EU Trade Secrets Directive: A sad day for the freedom of expression
On 14 April, the European Parliament adopted the deeply flawed EU Trade Secrets Directive. This is a sad state of affairs, that does not reflect well on the quality of the EU legislature, both on process and on substance.
On process, it started with Commission-sponsored research that was deeply flawed and misleading. At no point has the Commission presented compelling evidence of the existence of a clear need for EU-wide trade secrets rules, let alone the far-reaching one we are getting now. Furthermore, how credible is a plenary vote in which the translations of the proposed text, finally adopted by the European Parliament, have at times opposite meanings in the German version compared with the English version?
As it stands now, this Trade Secrets Directive does not really harmonise EU trade secrets protections.

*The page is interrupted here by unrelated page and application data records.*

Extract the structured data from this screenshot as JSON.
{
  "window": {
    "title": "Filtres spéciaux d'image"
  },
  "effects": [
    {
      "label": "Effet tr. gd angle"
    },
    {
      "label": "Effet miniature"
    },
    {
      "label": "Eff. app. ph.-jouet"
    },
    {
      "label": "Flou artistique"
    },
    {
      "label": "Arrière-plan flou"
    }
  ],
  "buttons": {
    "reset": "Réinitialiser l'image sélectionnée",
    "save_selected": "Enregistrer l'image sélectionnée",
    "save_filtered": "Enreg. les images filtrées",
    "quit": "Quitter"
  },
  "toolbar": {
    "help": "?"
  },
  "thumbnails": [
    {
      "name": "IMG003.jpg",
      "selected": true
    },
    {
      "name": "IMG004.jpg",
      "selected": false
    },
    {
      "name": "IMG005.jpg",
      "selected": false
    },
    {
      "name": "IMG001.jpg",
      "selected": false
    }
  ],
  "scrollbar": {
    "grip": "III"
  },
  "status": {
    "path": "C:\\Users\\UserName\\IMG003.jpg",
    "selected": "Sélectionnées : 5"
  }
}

Only three Member States have legislation in civil law that protects trade secrets to some extent. It is more a case of transatlantic regulatory convergence, since a very similar proposal is going through to Congress.
The fact that this seems to be a prelude to the transatlantic regulatory convergence that TTIP-proponents are talking about is not the biggest problem. It completely departs from the problem it claims to address: competitive advantages gained through unfair means. Instead it defines trade secrets in such a broad way, namely information of commercial interest, that it is bound to have a chilling effect on corporate transparency, journalism, environmental activism, labour mobility and IT-security research.
The recent Panama papers are a good example: each of the actors named in them could, under the rules promulgated in this Directive, claim a violation of a trade secret. The safeguards put in place through amendments might be upheld in court, but the prospect of such a legal challenge would in itself constitute a deterrent for the newspapers involved.
It will in all likelihood take a long time after the implementation to have the court system redress the most egregious censoring effects of this Directive. In the meantime a lot of free speech will be supressed, either directly or indirectly through its chilling effects.
EDRi: EU trade secrets Directive: threat to free speech, health, environment and worker mobility (23.03.2015)
(Contribution by Walter van Holst, EDRi-member Vrijschrift, The Netherlands)